Your task: Copy out each line of the data that holds the string "chuyện".

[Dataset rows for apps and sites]
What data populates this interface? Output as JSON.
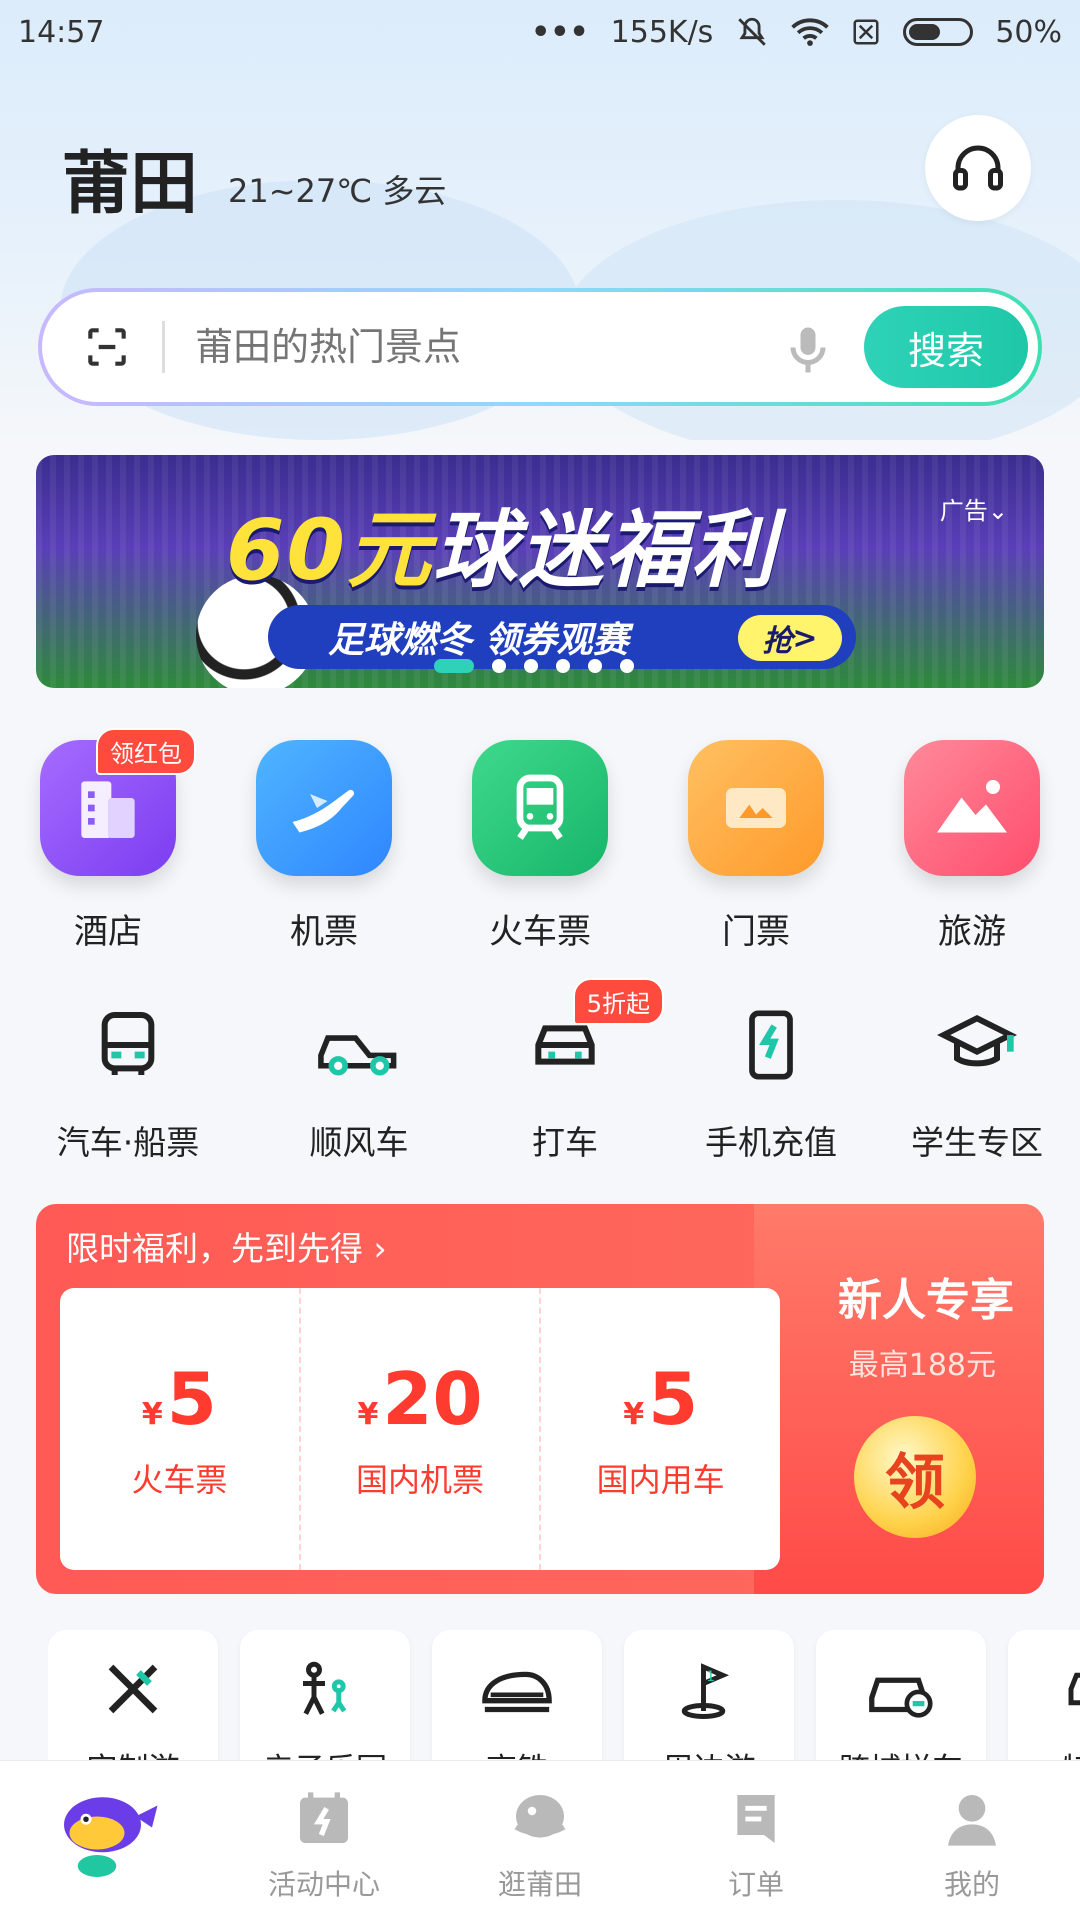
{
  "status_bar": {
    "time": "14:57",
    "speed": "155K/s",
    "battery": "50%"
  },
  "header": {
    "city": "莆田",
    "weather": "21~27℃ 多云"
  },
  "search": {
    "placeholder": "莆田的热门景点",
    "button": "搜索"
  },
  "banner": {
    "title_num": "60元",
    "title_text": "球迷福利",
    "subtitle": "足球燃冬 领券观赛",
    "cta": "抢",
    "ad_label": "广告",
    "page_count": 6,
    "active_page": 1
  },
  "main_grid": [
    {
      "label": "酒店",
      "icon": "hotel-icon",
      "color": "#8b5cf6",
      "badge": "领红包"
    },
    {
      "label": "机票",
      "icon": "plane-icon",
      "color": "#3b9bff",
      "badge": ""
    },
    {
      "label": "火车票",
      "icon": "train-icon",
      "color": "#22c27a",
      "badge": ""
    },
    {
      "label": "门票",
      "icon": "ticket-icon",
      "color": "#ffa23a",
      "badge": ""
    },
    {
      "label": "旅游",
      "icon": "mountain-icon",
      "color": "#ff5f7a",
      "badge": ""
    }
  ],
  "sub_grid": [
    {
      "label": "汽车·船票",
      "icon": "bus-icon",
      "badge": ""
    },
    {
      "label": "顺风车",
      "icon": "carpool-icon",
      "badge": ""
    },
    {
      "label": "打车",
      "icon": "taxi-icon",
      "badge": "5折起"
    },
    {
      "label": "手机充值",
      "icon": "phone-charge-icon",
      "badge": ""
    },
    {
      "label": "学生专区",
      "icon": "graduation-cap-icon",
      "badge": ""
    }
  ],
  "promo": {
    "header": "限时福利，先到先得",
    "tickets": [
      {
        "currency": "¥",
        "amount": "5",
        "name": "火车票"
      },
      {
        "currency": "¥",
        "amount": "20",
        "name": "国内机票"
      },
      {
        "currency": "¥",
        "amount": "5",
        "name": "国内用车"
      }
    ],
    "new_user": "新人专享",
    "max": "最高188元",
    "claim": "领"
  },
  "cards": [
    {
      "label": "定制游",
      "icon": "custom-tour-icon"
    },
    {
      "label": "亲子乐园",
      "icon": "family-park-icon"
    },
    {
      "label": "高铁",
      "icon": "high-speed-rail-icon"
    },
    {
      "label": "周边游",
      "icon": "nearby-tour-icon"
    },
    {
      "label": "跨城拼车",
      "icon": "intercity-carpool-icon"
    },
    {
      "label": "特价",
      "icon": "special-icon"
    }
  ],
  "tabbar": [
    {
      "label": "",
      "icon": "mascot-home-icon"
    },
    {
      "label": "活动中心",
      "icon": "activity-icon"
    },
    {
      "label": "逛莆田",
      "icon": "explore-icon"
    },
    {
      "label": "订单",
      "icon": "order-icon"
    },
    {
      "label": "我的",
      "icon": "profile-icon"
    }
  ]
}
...
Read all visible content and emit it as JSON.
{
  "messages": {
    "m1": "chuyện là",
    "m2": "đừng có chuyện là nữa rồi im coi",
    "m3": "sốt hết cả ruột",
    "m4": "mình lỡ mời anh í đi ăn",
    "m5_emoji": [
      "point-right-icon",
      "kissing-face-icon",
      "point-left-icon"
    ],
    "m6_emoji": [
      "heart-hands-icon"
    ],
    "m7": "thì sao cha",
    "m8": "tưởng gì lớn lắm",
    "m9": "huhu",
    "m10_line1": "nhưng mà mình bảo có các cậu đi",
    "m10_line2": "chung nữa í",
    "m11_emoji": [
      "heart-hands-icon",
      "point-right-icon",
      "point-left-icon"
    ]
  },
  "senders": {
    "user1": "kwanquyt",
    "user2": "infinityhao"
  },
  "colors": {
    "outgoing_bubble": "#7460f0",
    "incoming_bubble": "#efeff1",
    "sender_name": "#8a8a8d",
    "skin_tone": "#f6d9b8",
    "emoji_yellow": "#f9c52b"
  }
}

Finished task:
    "m1": "chuyện là",
    "m2": "đừng có chuyện là nữa rồi im coi",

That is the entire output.